I don’t think this can be true for photography.
Unless there’s is something a little
incomplete and a little strange,
it will simply look like a copy of something pretty.
The annual beauty in a garden once spent is gone forever, except in memory, if not captured in some way. A camera is one of the ways we who love nature’s fleeting glory take it captive. Unlike Loengard, I believe photos can be more than just an uninteresting copy of a beautiful thing. For example part of what you see in the photograph above started out as that of a single rose. However, as an experiment with some computer technology, I turned the image into something “a little strange,” as Leongard suggests, and it added another level of interest. If one looks carefully at the altered image, fragmented pieces of what used to be negative spaces in the original photograph now have merged into engaging patterns, and so what can be seen raises questions about how much one really sees. “While there is perhaps a province in which the photograph can tell us nothing more than what we see with our own eyes, there is another in which it proves to us how little our eyes permit us to see,” claimed documentary photographer and photojournalist, Dorothea Lange. So it is that Hawthorne’s idea could be applied to my rose or his trees or to the reflection of anything, and it would speak a profound truth. We often don’t see what is right under our proverbial noses. The eternal underlies everything mankind sees, tastes, hears, touches, and smells, so much so that all things seem to quiver from the Divine energy emitted from them. But it’s only when the Lord’s demure presence is acknowledged that it becomes more and more keenly perceptible.

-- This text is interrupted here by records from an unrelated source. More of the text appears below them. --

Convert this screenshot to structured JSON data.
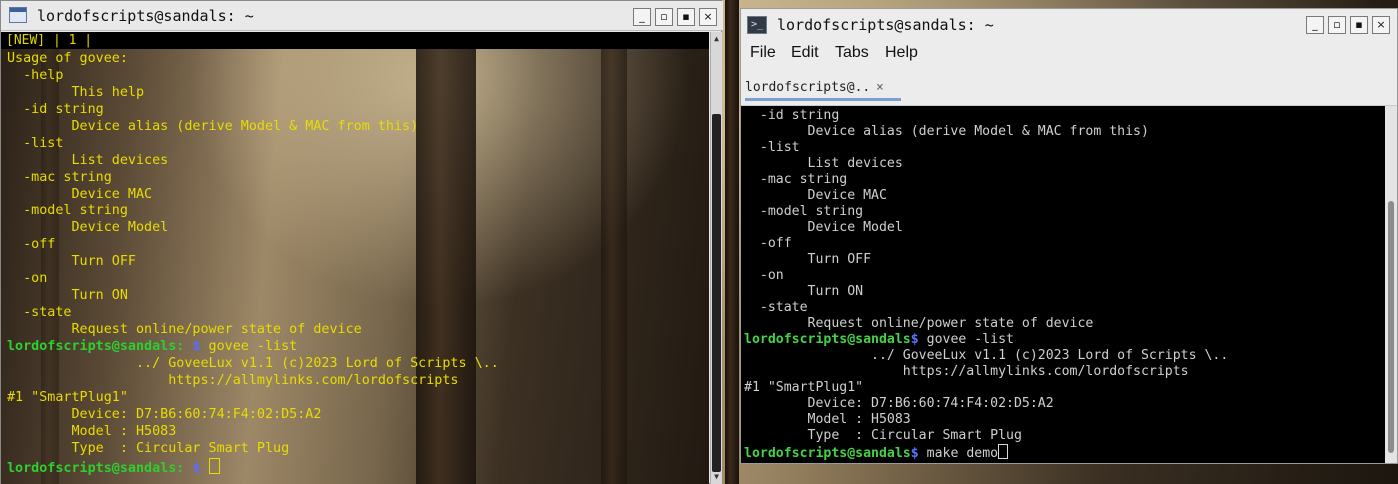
{
  "left_terminal": {
    "title": "lordofscripts@sandals: ~",
    "tabline": "[NEW] | 1 |",
    "lines": [
      {
        "text": "Usage of govee:"
      },
      {
        "text": "  -help"
      },
      {
        "text": "        This help"
      },
      {
        "text": "  -id string"
      },
      {
        "text": "        Device alias (derive Model & MAC from this)"
      },
      {
        "text": "  -list"
      },
      {
        "text": "        List devices"
      },
      {
        "text": "  -mac string"
      },
      {
        "text": "        Device MAC"
      },
      {
        "text": "  -model string"
      },
      {
        "text": "        Device Model"
      },
      {
        "text": "  -off"
      },
      {
        "text": "        Turn OFF"
      },
      {
        "text": "  -on"
      },
      {
        "text": "        Turn ON"
      },
      {
        "text": "  -state"
      },
      {
        "text": "        Request online/power state of device"
      },
      {
        "prompt": "lordofscripts@sandals:",
        "sym": " $",
        "cmd": " govee -list"
      },
      {
        "text": "                ../ GoveeLux v1.1 (c)2023 Lord of Scripts \\.."
      },
      {
        "text": "                    https://allmylinks.com/lordofscripts"
      },
      {
        "text": "#1 \"SmartPlug1\""
      },
      {
        "text": "        Device: D7:B6:60:74:F4:02:D5:A2"
      },
      {
        "text": "        Model : H5083"
      },
      {
        "text": "        Type  : Circular Smart Plug"
      },
      {
        "prompt": "lordofscripts@sandals:",
        "sym": " $",
        "cmd": " ",
        "cursor": true
      }
    ]
  },
  "right_terminal": {
    "title": "lordofscripts@sandals: ~",
    "menu": [
      "File",
      "Edit",
      "Tabs",
      "Help"
    ],
    "tab_label": "lordofscripts@..",
    "tab_close": "×",
    "lines": [
      {
        "text": "  -id string"
      },
      {
        "text": "        Device alias (derive Model & MAC from this)"
      },
      {
        "text": "  -list"
      },
      {
        "text": "        List devices"
      },
      {
        "text": "  -mac string"
      },
      {
        "text": "        Device MAC"
      },
      {
        "text": "  -model string"
      },
      {
        "text": "        Device Model"
      },
      {
        "text": "  -off"
      },
      {
        "text": "        Turn OFF"
      },
      {
        "text": "  -on"
      },
      {
        "text": "        Turn ON"
      },
      {
        "text": "  -state"
      },
      {
        "text": "        Request online/power state of device"
      },
      {
        "prompt": "lordofscripts@sandals",
        "sym": "$",
        "cmd": " govee -list"
      },
      {
        "text": "                ../ GoveeLux v1.1 (c)2023 Lord of Scripts \\.."
      },
      {
        "text": "                    https://allmylinks.com/lordofscripts"
      },
      {
        "text": "#1 \"SmartPlug1\""
      },
      {
        "text": "        Device: D7:B6:60:74:F4:02:D5:A2"
      },
      {
        "text": "        Model : H5083"
      },
      {
        "text": "        Type  : Circular Smart Plug"
      },
      {
        "prompt": "lordofscripts@sandals",
        "sym": "$",
        "cmd": " make demo",
        "cursor": true
      }
    ]
  },
  "window_buttons": {
    "minimize": "_",
    "restore": "▫",
    "maximize": "▪",
    "close": "×"
  },
  "colors": {
    "xterm_text": "#e8dc00",
    "prompt_user": "#2ecf2e",
    "prompt_symbol": "#5a6cff",
    "lx_text": "#cfcfcf"
  }
}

So we fix our eyes not on what is seen, but on what is unseen. For what is seen is temporary, but what is unseen is eternal. ~2 Corinthians 4:18 ✝